Taking a closer look at specific industries, religious organizations and medical services receive over a 30 percent open rate, while product and service businesses, as well as consultancies, see lower results on average.

This speaks to the level of investment email subscribers feel with associations they are passionate about, and offers valuable opportunities for other industries to think about how they can further their connection with subscribers.

Think about how you can make your subscribers feel invested in your business by offering something of value. We recommend using an 80/20 rule, where 80 percent of your content offers value to your subscribers and 20 percent is promotional content. If you’re unsure what your specific audience will find useful, send out an online survey to get their input.

8. Keep your contact list clean and up-to-date

How often are you sorting through your contacts to check for addresses with ongoing issues? Have you ever sent out an “update profile form” to ensure you’re reaching subscribers at their most up-to-date address?

Spend some time cleaning your email list and look for opportunities to resolve any issues with addresses that may be out of date.

What’s one thing you could improve in your next email campaign?

When it comes to email open rates, small improvements can make a big difference.

This is especially important as more email clients include tabs that file your emails as “promotions” alongside other companies your subscriber has signed up to hear from. Your emails will be competing directly with other brand updates and promotions, so it’s crucial that you’re making your emails recognizable and communicating why people should open them..

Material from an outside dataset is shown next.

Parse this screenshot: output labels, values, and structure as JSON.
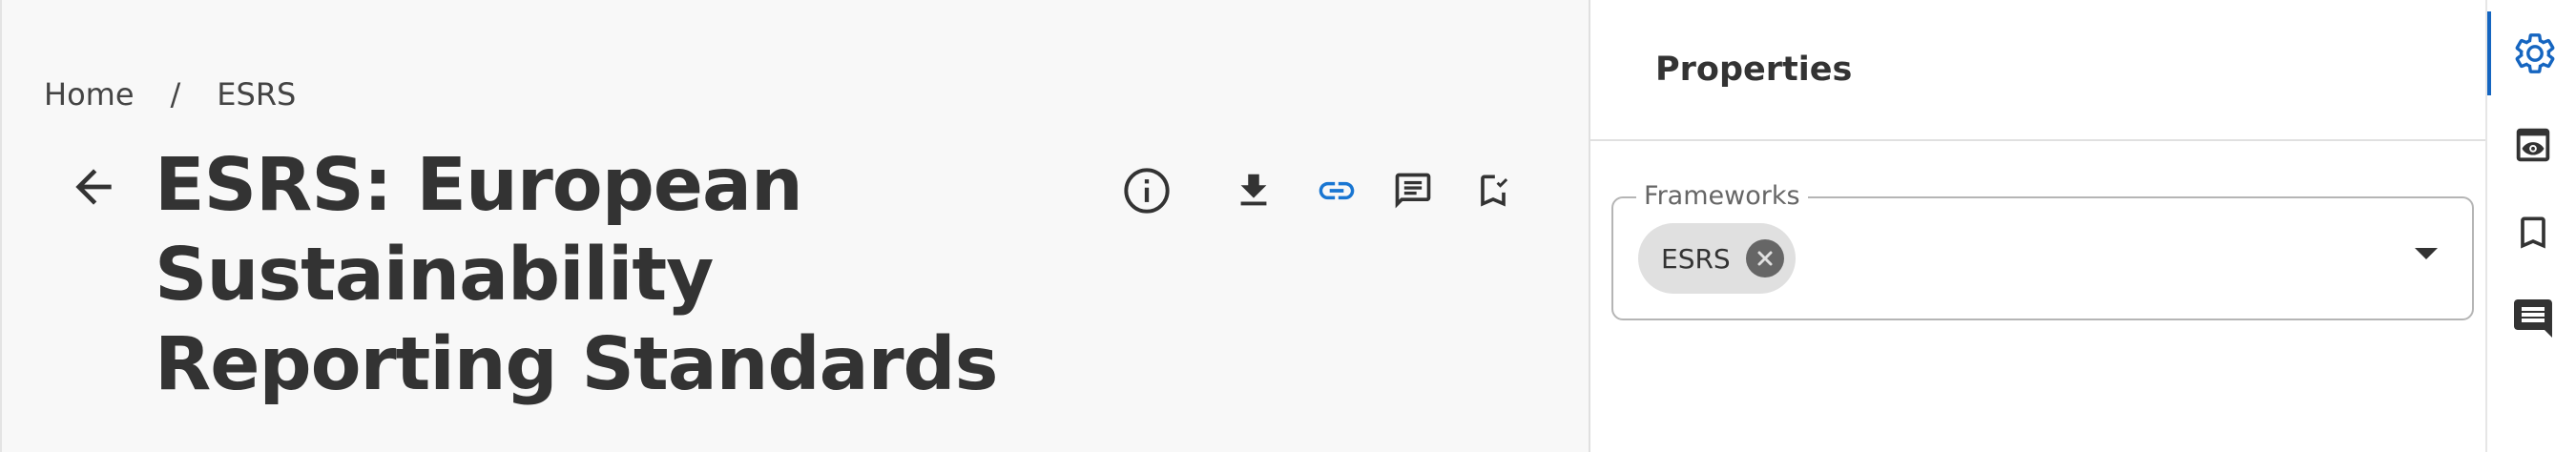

The best way to stand out is to make sure the people who already know, like, and trust your business can recognize you right away!